Items from an interface collection
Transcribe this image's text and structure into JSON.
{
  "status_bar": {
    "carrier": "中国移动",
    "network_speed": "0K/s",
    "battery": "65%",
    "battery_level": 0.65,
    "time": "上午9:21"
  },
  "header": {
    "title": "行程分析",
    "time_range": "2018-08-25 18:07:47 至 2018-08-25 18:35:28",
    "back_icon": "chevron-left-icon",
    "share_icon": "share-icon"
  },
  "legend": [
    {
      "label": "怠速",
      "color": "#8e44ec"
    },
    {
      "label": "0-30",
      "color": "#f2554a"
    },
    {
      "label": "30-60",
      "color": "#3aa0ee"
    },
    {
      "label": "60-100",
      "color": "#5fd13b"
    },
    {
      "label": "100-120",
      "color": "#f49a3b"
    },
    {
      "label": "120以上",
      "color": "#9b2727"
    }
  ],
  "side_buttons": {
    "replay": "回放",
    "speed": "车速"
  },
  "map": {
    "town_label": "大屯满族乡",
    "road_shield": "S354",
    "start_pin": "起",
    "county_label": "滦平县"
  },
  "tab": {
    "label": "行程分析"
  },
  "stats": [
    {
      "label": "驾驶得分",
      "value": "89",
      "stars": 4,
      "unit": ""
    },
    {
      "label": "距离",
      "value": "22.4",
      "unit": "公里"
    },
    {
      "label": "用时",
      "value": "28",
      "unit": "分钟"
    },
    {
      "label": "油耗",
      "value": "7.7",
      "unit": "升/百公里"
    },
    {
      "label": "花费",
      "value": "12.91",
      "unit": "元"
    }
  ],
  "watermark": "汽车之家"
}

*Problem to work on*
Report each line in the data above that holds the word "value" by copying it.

*Exercise response*
      "value": "89",
      "value": "22.4",
      "value": "28",
      "value": "7.7",
      "value": "12.91",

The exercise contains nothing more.